Iceland Gulls breed on narrow cliff ledges in the Arctic and forage gracefully over the water, often plucking fish from the surface without landing. Many winter in ice-choked Arctic waters, but some come south to the Northeast, Great Lakes, and West Coast. Their plumage is variable, especially the adults’ wingtips, which can range from pure white in the east to black in the west. The darker-winged “Thayer’s” gull of the west used to be considered a different species; the two were lumped in 2017.More ID Info

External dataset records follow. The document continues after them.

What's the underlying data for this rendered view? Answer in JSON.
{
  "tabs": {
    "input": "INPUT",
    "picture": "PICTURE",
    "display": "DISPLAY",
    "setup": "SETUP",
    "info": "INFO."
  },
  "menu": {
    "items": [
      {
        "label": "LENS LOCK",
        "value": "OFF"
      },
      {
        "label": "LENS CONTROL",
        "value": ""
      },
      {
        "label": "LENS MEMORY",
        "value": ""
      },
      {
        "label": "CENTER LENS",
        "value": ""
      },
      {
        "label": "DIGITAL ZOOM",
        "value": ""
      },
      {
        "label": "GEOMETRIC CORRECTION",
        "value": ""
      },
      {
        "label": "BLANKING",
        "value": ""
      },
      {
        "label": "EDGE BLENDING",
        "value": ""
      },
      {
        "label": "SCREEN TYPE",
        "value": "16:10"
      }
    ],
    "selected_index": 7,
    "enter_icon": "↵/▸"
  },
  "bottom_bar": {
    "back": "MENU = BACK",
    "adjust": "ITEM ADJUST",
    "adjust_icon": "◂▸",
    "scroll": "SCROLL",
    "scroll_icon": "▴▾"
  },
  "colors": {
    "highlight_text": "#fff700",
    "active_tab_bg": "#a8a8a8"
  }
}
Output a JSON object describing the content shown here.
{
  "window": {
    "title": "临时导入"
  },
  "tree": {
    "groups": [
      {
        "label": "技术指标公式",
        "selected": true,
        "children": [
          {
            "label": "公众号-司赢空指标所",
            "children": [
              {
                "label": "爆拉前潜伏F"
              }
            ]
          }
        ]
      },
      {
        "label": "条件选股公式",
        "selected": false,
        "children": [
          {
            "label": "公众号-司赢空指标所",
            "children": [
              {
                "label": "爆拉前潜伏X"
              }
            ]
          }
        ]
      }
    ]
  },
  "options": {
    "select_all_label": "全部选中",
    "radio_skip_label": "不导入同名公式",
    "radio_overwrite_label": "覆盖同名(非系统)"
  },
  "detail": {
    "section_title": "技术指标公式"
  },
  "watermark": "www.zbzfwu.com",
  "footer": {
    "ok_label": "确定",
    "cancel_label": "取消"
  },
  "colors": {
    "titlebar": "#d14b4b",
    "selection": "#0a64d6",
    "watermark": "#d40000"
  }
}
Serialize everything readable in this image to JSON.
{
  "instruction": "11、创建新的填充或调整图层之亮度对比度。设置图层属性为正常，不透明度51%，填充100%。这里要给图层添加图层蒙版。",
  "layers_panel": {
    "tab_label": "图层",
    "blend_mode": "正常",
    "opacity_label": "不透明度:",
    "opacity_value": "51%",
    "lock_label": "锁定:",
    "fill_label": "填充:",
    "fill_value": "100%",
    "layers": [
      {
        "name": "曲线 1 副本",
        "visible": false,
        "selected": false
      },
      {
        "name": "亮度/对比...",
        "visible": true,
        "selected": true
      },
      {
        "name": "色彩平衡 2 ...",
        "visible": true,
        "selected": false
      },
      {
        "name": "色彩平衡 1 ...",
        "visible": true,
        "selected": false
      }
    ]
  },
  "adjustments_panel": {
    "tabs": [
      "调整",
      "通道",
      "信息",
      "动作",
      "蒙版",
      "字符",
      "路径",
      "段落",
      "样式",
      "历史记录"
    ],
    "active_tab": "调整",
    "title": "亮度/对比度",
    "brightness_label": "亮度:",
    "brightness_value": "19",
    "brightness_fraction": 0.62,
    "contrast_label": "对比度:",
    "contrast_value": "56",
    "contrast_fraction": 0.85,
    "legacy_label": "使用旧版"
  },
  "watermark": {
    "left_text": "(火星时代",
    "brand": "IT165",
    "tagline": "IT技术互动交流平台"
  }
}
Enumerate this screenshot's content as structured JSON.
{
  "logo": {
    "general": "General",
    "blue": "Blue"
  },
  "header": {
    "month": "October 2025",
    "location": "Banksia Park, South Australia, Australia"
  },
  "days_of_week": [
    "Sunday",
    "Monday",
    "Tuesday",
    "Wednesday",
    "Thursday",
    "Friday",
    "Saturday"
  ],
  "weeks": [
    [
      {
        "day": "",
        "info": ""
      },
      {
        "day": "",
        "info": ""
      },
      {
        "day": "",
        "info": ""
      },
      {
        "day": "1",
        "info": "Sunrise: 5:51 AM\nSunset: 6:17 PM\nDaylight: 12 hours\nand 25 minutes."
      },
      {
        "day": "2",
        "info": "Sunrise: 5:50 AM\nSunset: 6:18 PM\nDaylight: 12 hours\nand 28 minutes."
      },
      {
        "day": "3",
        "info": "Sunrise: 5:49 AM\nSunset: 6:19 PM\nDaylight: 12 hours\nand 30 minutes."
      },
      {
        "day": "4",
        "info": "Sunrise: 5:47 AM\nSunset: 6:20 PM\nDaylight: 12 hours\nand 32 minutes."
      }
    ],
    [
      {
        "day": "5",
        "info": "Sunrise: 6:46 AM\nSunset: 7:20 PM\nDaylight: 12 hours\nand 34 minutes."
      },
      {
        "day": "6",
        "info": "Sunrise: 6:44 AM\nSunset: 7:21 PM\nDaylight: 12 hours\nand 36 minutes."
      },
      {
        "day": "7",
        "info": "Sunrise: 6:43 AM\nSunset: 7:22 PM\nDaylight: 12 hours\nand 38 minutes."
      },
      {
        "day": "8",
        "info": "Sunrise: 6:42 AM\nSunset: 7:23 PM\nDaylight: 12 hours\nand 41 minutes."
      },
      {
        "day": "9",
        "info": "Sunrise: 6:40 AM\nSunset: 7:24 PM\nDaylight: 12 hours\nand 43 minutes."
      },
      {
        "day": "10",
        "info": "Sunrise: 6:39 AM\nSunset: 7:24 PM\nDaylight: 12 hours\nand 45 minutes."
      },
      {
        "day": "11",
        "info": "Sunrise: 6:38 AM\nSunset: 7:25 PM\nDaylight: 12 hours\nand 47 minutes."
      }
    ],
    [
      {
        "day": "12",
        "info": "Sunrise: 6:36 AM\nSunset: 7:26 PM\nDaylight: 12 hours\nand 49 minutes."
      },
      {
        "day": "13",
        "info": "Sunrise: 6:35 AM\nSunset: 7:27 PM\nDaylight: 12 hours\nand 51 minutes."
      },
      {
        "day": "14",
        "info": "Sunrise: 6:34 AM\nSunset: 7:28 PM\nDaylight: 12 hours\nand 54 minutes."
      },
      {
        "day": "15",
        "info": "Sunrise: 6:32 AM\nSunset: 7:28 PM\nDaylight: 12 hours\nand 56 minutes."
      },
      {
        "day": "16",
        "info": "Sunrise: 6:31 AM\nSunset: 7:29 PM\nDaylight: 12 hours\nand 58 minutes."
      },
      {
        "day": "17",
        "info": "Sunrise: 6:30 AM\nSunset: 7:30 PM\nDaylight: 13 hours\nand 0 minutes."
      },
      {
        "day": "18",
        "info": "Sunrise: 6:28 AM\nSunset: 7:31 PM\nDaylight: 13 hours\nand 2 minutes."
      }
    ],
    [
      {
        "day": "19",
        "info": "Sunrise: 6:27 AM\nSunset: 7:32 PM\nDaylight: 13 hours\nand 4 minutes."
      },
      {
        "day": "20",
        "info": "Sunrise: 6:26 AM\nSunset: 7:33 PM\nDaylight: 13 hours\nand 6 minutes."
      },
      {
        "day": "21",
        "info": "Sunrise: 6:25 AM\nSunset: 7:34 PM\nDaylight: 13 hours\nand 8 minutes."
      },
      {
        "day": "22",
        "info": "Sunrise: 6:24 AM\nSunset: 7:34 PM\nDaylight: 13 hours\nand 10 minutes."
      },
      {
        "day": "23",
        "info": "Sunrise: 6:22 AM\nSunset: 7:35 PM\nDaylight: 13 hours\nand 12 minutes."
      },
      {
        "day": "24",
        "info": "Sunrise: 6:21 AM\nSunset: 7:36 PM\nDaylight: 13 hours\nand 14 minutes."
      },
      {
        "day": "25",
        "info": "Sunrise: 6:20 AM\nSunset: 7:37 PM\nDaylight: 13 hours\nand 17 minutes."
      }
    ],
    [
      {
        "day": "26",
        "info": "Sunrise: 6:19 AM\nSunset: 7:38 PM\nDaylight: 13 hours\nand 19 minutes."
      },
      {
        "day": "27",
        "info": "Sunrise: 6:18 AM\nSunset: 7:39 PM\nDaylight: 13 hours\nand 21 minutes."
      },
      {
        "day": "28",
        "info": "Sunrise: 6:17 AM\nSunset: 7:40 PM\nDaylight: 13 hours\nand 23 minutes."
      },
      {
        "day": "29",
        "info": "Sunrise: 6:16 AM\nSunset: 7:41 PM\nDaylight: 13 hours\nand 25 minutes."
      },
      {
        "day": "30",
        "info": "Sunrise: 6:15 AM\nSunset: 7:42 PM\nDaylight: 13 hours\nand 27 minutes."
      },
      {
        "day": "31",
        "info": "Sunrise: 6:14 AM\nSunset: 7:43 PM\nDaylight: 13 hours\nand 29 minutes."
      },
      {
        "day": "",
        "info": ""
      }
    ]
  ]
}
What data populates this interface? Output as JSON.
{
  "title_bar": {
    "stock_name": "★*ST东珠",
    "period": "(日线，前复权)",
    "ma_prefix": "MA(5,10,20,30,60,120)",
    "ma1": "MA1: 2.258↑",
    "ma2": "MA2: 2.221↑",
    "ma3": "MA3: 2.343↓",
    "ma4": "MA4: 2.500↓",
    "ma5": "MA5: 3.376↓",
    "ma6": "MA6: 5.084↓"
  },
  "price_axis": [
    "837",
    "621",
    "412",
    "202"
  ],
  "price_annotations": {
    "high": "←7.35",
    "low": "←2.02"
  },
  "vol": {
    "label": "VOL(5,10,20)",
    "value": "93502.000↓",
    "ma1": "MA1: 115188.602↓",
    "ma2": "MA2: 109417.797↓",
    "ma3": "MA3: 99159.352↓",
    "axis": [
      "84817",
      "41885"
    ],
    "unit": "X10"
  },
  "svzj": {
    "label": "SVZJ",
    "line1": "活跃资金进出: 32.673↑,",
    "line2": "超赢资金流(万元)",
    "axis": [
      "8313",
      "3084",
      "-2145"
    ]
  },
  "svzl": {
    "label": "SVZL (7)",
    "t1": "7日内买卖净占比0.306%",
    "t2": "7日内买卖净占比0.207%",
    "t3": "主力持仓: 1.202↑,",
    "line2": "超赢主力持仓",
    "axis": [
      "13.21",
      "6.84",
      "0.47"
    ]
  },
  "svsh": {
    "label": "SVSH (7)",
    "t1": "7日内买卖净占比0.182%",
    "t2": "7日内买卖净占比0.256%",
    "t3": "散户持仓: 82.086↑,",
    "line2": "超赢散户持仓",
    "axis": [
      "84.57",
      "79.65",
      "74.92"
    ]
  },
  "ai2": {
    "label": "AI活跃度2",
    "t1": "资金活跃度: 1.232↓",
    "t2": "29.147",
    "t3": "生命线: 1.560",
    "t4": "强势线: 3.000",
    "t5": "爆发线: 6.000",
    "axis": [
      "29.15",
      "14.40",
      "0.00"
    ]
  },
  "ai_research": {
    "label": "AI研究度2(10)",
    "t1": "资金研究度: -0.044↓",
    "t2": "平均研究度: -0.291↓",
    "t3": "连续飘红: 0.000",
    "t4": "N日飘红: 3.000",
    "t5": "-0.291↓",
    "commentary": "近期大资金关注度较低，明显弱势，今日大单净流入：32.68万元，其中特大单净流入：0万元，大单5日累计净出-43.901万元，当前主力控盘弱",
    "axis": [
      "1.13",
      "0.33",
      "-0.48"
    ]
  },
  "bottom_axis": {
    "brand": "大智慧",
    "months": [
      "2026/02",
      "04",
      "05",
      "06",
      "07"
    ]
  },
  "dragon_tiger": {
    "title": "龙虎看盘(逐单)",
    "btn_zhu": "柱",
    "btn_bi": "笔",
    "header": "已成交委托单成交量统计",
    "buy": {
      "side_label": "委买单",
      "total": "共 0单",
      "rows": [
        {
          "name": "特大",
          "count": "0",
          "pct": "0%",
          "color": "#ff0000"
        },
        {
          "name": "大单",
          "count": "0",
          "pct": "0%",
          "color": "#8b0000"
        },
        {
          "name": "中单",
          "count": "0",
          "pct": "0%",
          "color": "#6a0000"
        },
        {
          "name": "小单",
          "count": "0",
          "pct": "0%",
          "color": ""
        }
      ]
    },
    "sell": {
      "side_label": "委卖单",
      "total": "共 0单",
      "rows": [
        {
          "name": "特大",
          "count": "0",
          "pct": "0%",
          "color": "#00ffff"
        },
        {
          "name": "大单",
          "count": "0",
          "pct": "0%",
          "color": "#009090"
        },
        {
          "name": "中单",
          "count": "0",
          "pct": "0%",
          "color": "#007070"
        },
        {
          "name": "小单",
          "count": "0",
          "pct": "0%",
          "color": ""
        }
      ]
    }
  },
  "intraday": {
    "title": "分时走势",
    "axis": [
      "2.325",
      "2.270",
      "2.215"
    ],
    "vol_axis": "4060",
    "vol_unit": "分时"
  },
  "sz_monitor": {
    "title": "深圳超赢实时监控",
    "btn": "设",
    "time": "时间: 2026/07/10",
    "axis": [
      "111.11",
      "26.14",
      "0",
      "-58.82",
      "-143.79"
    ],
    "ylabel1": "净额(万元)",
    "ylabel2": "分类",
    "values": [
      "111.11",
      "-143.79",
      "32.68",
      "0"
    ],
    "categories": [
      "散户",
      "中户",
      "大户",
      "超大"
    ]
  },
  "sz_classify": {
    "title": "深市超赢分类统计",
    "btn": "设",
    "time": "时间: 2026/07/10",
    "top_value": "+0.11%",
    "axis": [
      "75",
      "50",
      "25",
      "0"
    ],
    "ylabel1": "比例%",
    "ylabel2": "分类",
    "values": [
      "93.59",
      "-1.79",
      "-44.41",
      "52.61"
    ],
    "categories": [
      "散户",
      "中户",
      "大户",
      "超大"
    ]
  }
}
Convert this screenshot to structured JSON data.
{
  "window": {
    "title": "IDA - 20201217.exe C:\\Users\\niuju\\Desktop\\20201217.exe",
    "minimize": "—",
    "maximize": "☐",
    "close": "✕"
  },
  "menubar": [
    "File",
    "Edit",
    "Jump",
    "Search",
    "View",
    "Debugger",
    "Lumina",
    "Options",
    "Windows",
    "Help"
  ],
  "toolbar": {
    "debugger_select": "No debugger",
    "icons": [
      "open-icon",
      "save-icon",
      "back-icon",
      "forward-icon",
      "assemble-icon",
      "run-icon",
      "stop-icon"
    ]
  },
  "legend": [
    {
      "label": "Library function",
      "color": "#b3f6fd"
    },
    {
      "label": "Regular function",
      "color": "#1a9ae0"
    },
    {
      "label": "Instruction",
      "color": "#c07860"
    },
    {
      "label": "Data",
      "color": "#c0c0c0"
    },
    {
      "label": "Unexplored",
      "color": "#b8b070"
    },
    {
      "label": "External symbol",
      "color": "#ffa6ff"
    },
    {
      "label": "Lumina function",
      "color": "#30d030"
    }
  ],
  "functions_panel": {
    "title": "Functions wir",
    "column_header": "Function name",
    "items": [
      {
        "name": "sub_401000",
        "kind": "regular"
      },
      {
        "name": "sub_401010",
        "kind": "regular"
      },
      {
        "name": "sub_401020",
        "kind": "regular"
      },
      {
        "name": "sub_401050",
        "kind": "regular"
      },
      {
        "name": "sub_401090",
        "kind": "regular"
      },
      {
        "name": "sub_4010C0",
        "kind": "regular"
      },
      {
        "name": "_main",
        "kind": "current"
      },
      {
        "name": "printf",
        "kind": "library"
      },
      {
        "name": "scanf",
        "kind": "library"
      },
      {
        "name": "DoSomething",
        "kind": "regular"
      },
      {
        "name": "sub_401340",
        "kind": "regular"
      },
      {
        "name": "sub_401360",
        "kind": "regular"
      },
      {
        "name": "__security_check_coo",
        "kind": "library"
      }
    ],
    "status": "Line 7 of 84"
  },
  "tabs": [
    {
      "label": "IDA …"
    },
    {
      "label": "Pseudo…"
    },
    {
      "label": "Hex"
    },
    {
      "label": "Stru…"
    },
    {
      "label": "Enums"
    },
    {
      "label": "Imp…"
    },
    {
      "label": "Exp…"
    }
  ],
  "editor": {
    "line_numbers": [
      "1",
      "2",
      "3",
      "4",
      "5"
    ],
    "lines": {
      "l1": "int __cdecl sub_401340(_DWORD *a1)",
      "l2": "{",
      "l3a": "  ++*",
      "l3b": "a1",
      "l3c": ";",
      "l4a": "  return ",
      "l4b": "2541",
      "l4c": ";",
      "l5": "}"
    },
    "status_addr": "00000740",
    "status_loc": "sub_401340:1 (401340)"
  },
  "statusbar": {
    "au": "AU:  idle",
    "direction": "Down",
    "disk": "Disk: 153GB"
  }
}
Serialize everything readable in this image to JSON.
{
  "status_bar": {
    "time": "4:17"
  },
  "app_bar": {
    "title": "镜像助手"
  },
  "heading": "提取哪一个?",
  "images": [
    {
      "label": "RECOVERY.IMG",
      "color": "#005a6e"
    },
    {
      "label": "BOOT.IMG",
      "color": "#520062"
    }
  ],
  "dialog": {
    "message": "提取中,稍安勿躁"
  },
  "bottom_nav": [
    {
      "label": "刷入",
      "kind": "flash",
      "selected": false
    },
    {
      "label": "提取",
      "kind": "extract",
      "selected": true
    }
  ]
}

Gull watching takes patience, but it can be rewarding. Unless you plan to explore the Arctic, you’ll want to look for Iceland Gulls in winter along Atlantic or Pacific coasts or around the Great Lakes. Iceland Gulls are fairly regular but they’re not numerous, so look for large groups of resting gulls and look through them for a medium-sized gull with very pale upperparts. On the East Coast, your task is a bit easier: you can look for a gull with white or pale gray wingtips (the “Kumlien’s” form). On the West Coast, look for the Thayer’s form: a bit smaller than a Herring Gull, with a more slender bill, heavily smudged neck, and sometimes a dark eye.